As the engine's coolant heats, it expands, increasing pressure inside the closed coolant system. The radiator cap controls this expansion and provides constant pressure on the system.
The caps pressure rating varies by engine application, anywhere from 13 – 16 psi. High-performance caps range from 19 – 32 psi. Water boils at 212° F; increasing the pressure in a closed system increases the boiling point. Increasing the boiling point allows manufacturers to manufacture engines with higher operating temperatures.
The radiator cap also allows the engine's coolant to expand and contract without allowing air to enter the cooling system. The upper seal seals and protects the system at all times. After the engine warms and system pressure reaches the caps rated pressure, the pressure spring compresses, and pressurized coolant flows into the reservoir or coolant overflow tank. It allows for the expansion of the heated fluid.

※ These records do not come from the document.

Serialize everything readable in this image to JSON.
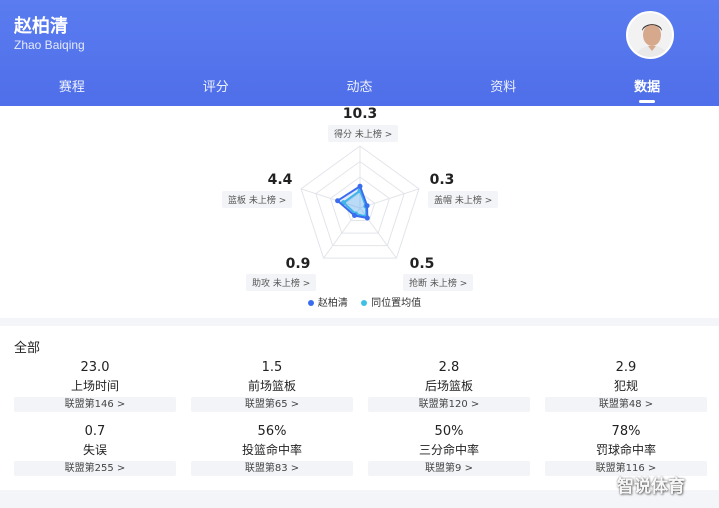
{
  "player": {
    "name_cn": "赵柏清",
    "name_en": "Zhao Baiqing"
  },
  "tabs": [
    "赛程",
    "评分",
    "动态",
    "资料",
    "数据"
  ],
  "active_tab": 4,
  "colors": {
    "header": "#5a7cf0",
    "player_series": "#3b6cf0",
    "peer_series": "#3fc1e6"
  },
  "radar": {
    "points": [
      {
        "value": "10.3",
        "label": "得分 未上榜 >"
      },
      {
        "value": "0.3",
        "label": "盖帽 未上榜 >"
      },
      {
        "value": "0.5",
        "label": "抢断 未上榜 >"
      },
      {
        "value": "0.9",
        "label": "助攻 未上榜 >"
      },
      {
        "value": "4.4",
        "label": "篮板 未上榜 >"
      }
    ],
    "legend": [
      "赵柏清",
      "同位置均值"
    ],
    "player_levels": [
      0.35,
      0.12,
      0.2,
      0.15,
      0.38
    ],
    "peer_levels": [
      0.28,
      0.1,
      0.17,
      0.12,
      0.28
    ]
  },
  "section_title": "全部",
  "stats": [
    {
      "value": "23.0",
      "label": "上场时间",
      "rank": "联盟第146 >"
    },
    {
      "value": "1.5",
      "label": "前场篮板",
      "rank": "联盟第65 >"
    },
    {
      "value": "2.8",
      "label": "后场篮板",
      "rank": "联盟第120 >"
    },
    {
      "value": "2.9",
      "label": "犯规",
      "rank": "联盟第48 >"
    },
    {
      "value": "0.7",
      "label": "失误",
      "rank": "联盟第255 >"
    },
    {
      "value": "56%",
      "label": "投篮命中率",
      "rank": "联盟第83 >"
    },
    {
      "value": "50%",
      "label": "三分命中率",
      "rank": "联盟第9 >"
    },
    {
      "value": "78%",
      "label": "罚球命中率",
      "rank": "联盟第116 >"
    }
  ],
  "watermark": "智说体育"
}
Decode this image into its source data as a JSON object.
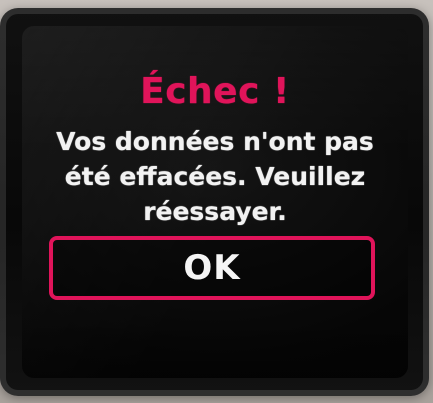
{
  "dialog": {
    "title": "Échec !",
    "message": "Vos données n'ont pas été effacées. Veuillez réessayer.",
    "ok_label": "OK"
  },
  "colors": {
    "accent": "#e0145a",
    "text": "#f2f2f2",
    "background": "#060606"
  }
}
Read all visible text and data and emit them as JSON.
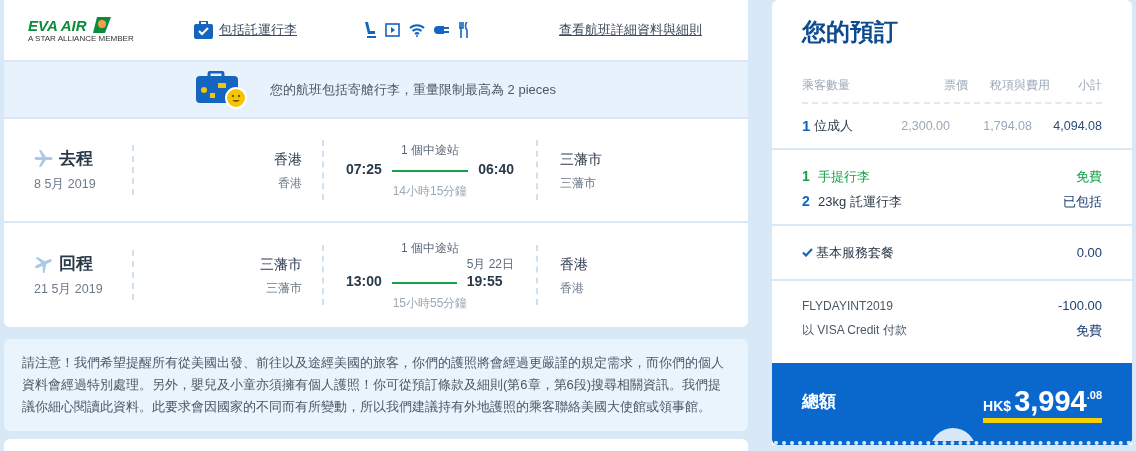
{
  "header": {
    "logo": {
      "name": "EVA AIR",
      "tagline": "A STAR ALLIANCE MEMBER"
    },
    "baggage_link": "包括託運行李",
    "details_link": "查看航班詳細資料與細則"
  },
  "baggage_notice": "您的航班包括寄艙行李，重量限制最高為 2 pieces",
  "flights": [
    {
      "label": "去程",
      "date": "8 5月 2019",
      "from_city": "香港",
      "from_airport": "香港",
      "stops": "1 個中途站",
      "depart": "07:25",
      "arrive": "06:40",
      "duration": "14小時15分鐘",
      "to_city": "三藩市",
      "to_airport": "三藩市"
    },
    {
      "label": "回程",
      "date": "21 5月 2019",
      "from_city": "三藩市",
      "from_airport": "三藩市",
      "stops": "1 個中途站",
      "depart": "13:00",
      "arrive_date": "5月 22日",
      "arrive": "19:55",
      "duration": "15小時55分鐘",
      "to_city": "香港",
      "to_airport": "香港"
    }
  ],
  "notice": "請注意！我們希望提醒所有從美國出發、前往以及途經美國的旅客，你們的護照將會經過更嚴謹的規定需求，而你們的個人資料會經過特別處理。另外，嬰兒及小童亦須擁有個人護照！你可從預訂條款及細則(第6章，第6段)搜尋相關資訊。我們提議你細心閱讀此資料。此要求會因國家的不同而有所變動，所以我們建議持有外地護照的乘客聯絡美國大使館或領事館。",
  "booking": {
    "title": "您的預訂",
    "columns": [
      "乘客數量",
      "票價",
      "稅項與費用",
      "小計"
    ],
    "passengers": [
      {
        "count": "1",
        "type": "位成人",
        "fare": "2,300.00",
        "taxes": "1,794.08",
        "subtotal": "4,094.08"
      }
    ],
    "baggage": [
      {
        "count": "1",
        "label": "手提行李",
        "price": "免費",
        "kind": "free"
      },
      {
        "count": "2",
        "label": "23kg 託運行李",
        "price": "已包括",
        "kind": "included"
      }
    ],
    "package": {
      "label": "基本服務套餐",
      "price": "0.00",
      "checked": true
    },
    "promo": {
      "code": "FLYDAYINT2019",
      "amount": "-100.00"
    },
    "payment": {
      "label": "以 VISA Credit 付款",
      "fee": "免費"
    },
    "total": {
      "label": "總額",
      "currency": "HK$",
      "whole": "3,994",
      "cents": ".08"
    }
  }
}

The radiator cap also allows the coolant to flow back into the radiator as the engine cools. It also contains a vacuum valve. As temperatures drop and the coolant contracts, a vacuum is created in the engine's cooling system. The vacuum valve opens, allowing coolant to flow back into the radiator from the overflow tank. This valve allows for contraction as the fluid cools.